(Editor's note: If the success of a technology or product depends on "interoperability," standards do matter. Still, standardization processes, if not done right, can stifle innovation. When to start the standardization process (or not) often feels more like an art than a science. What's your own experience? Join the conversation.)
Do industry standards still matter? With so many standards and so many standards bodies, where's the value? These questions are often asked in today's business world.
There often comes a point in the development of an industry when the ecosystem that has sprung up around it grows sprawling and unruly. At this stage, "standards compliant" might mean nothing more than a given product's ability to operate with others from the same vendor. It might seem as though standards--and the investment and confusion that they entail--are strangling, rather than supporting, innovation and market growth.
It's at precisely this stage, however, that building consensus around standards can trigger the industry's next surge.
Consider the example of environmental standards in information technology, where pressure has increased to improve energy efficiency and reduce the environmental footprint of equipment and practices. There is certainly no shortage of standards and regulations designed to "green" IT--and that's the problem. Different standards and regulations have been adopted in different technology areas and countries, and the burden to tailor products for each of the varied environments is suffocating development. In commodity markets, with very thin profit margins, any nickel or dime added to the cost of readying a product for the marketplace greatly affects that product's competitiveness.
Indeed, today the postproduction costs to recertify a technology for standards and regulatory compliance from country to country or region to region are hindering the drive toward a greener IT industry. Consolidation of the many disparate environmental standards into a set of common standards that is recognized globally would reduce the cost of certification, resulting in more competitive products and more capital to invest in addressing environmental issues.

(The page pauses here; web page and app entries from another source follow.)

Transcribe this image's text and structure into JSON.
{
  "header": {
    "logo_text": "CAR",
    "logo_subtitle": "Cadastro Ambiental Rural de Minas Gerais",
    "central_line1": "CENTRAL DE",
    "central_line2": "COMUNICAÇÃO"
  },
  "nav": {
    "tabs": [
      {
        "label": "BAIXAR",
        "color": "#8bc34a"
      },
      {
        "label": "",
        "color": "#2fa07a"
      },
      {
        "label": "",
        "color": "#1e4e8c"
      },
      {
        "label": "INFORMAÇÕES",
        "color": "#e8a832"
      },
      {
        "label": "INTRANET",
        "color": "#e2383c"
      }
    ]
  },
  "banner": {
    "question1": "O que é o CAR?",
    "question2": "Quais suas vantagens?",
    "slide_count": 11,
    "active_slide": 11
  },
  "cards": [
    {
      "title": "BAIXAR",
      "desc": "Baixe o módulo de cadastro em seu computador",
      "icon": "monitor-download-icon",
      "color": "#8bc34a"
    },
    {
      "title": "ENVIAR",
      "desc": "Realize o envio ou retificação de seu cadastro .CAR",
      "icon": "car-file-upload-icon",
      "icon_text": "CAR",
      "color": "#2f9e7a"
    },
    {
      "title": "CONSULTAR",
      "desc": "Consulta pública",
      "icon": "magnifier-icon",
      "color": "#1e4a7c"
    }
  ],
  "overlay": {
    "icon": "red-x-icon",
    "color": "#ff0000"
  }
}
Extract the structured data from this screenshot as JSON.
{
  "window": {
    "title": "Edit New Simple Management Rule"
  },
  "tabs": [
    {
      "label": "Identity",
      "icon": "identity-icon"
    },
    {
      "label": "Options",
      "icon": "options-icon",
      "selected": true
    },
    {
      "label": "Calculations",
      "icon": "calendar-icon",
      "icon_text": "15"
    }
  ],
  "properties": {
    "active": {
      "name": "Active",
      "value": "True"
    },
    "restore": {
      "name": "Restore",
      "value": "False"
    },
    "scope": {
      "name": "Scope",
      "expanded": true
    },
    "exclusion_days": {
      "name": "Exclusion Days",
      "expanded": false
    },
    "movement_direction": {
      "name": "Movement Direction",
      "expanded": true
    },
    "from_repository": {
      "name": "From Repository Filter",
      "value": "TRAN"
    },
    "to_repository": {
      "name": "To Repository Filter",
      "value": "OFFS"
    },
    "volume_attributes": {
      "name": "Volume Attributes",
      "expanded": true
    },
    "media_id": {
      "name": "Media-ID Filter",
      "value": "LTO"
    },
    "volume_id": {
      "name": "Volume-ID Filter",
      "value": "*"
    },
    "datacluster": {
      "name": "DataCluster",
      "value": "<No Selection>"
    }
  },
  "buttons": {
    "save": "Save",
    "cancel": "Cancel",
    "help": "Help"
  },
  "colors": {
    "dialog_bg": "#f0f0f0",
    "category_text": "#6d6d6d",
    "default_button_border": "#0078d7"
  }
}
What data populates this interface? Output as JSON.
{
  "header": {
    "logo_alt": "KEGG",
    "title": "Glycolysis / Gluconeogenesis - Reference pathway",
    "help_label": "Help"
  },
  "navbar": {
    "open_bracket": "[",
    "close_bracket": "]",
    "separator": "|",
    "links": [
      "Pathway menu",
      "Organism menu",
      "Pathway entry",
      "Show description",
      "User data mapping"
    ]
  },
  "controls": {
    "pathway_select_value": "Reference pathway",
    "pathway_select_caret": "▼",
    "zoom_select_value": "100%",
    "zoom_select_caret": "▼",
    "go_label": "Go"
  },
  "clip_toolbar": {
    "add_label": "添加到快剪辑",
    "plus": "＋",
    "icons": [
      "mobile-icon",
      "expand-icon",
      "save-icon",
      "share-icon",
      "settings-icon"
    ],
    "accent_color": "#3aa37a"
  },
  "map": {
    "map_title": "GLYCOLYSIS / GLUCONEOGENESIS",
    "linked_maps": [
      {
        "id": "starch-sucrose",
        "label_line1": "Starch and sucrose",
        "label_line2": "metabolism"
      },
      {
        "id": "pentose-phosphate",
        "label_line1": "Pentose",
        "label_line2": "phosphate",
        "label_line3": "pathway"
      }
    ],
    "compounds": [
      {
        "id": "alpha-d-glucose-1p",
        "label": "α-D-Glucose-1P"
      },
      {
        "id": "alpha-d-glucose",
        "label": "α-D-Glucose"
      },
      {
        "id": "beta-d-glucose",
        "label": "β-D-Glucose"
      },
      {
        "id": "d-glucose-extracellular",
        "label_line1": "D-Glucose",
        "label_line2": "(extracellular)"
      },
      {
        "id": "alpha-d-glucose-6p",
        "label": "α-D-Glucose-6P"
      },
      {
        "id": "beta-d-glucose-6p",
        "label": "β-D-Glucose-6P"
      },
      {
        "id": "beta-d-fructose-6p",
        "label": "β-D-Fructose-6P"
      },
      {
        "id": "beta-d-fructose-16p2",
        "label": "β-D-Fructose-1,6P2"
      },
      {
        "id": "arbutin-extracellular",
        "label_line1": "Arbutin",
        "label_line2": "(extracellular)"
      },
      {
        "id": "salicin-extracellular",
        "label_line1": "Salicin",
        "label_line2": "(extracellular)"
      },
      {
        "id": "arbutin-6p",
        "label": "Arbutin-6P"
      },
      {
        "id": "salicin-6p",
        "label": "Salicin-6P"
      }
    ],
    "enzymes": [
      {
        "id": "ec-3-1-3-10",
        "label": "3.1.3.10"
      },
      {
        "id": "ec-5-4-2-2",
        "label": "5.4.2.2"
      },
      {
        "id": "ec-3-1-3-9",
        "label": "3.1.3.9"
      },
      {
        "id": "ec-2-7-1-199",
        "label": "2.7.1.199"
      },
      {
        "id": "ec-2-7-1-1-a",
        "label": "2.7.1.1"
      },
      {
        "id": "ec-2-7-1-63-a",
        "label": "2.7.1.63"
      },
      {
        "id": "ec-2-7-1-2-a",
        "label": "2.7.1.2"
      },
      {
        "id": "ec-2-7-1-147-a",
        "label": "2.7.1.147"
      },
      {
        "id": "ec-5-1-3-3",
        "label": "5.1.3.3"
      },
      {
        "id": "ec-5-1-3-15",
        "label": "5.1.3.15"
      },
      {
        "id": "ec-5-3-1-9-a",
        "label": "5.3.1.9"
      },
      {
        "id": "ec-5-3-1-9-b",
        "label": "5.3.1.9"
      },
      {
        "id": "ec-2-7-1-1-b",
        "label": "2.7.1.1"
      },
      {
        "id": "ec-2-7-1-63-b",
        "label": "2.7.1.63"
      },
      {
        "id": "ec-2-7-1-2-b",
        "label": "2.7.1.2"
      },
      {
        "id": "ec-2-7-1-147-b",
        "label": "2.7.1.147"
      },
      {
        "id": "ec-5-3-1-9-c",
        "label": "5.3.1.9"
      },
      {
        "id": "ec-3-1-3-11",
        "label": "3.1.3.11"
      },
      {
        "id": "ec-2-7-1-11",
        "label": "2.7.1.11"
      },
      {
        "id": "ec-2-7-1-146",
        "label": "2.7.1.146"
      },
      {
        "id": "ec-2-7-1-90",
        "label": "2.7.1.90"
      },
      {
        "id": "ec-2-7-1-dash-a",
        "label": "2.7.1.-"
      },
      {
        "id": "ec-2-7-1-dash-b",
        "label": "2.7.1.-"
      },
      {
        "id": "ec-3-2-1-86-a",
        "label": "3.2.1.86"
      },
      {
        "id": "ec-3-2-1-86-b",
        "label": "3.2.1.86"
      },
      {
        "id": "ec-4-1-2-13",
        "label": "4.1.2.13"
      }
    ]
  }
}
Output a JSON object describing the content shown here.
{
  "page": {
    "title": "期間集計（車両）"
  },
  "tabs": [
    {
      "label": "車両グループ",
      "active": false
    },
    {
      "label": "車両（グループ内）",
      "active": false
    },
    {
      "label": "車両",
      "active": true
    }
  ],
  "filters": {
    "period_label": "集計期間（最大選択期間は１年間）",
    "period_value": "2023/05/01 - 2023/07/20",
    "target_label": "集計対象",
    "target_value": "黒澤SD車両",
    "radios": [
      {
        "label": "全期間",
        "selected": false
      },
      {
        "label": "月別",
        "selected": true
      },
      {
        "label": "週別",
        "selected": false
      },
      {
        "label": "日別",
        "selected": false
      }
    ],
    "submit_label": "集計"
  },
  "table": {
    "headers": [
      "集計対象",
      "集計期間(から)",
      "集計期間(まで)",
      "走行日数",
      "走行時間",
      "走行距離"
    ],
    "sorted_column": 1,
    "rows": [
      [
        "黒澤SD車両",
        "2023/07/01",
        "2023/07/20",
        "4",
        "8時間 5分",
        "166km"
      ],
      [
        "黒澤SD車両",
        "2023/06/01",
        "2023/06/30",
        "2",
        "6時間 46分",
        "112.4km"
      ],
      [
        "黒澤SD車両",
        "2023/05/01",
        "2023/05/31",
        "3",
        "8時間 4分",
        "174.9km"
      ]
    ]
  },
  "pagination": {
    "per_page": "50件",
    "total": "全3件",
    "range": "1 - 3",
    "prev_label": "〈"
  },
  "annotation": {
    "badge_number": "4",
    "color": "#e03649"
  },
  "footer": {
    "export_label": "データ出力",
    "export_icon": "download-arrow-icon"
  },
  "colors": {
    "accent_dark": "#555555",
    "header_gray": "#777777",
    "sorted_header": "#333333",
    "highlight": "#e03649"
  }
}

It's a dynamic that is part of a growing industry's natural life cycle; indeed, health care might be entering this stage now. And, certainly, overarching standards adopted across utility jurisdictions will be a key requirement in the advancement of the smart grid, for which many of the enabling technologies already exist.